> EXERCISE PROMPT
Go through the entries below and copy every line that holds the word "punkte".

(Excerpts from an interface dataset)
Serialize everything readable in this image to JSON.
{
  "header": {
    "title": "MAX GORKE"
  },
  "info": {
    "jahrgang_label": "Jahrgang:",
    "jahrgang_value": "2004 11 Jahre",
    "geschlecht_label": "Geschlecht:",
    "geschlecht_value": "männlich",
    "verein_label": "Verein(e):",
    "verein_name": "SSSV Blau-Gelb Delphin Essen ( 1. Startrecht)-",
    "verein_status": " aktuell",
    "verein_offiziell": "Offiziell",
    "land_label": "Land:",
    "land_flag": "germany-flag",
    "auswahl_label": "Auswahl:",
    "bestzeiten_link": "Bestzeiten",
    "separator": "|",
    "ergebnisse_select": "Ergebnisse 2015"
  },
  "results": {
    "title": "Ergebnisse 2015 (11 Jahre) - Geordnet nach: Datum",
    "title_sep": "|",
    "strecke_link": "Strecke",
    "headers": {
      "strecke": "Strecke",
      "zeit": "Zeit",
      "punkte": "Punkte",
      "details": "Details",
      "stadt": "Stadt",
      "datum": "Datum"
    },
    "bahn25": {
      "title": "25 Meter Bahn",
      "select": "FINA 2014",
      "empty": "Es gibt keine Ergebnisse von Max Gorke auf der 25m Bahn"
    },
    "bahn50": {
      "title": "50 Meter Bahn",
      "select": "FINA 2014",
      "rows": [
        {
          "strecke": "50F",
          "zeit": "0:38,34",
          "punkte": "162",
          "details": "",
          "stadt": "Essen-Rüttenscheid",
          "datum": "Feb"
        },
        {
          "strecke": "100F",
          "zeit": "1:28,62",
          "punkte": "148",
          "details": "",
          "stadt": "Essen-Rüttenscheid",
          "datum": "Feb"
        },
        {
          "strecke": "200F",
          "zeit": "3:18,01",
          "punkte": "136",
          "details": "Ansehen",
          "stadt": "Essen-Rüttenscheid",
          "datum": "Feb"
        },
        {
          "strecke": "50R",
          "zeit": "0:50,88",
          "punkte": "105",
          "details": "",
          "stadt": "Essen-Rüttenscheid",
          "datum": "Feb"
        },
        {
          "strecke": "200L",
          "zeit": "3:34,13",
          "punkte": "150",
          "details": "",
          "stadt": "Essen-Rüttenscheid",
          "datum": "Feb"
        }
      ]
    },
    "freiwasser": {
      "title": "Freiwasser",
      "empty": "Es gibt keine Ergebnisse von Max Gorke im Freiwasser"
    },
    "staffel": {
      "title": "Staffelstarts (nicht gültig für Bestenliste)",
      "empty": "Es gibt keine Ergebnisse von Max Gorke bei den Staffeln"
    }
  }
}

> REPLY TO THE EXERCISE
      "punkte": "Punkte",
          "punkte": "162",
          "punkte": "148",
          "punkte": "136",
          "punkte": "105",
          "punkte": "150",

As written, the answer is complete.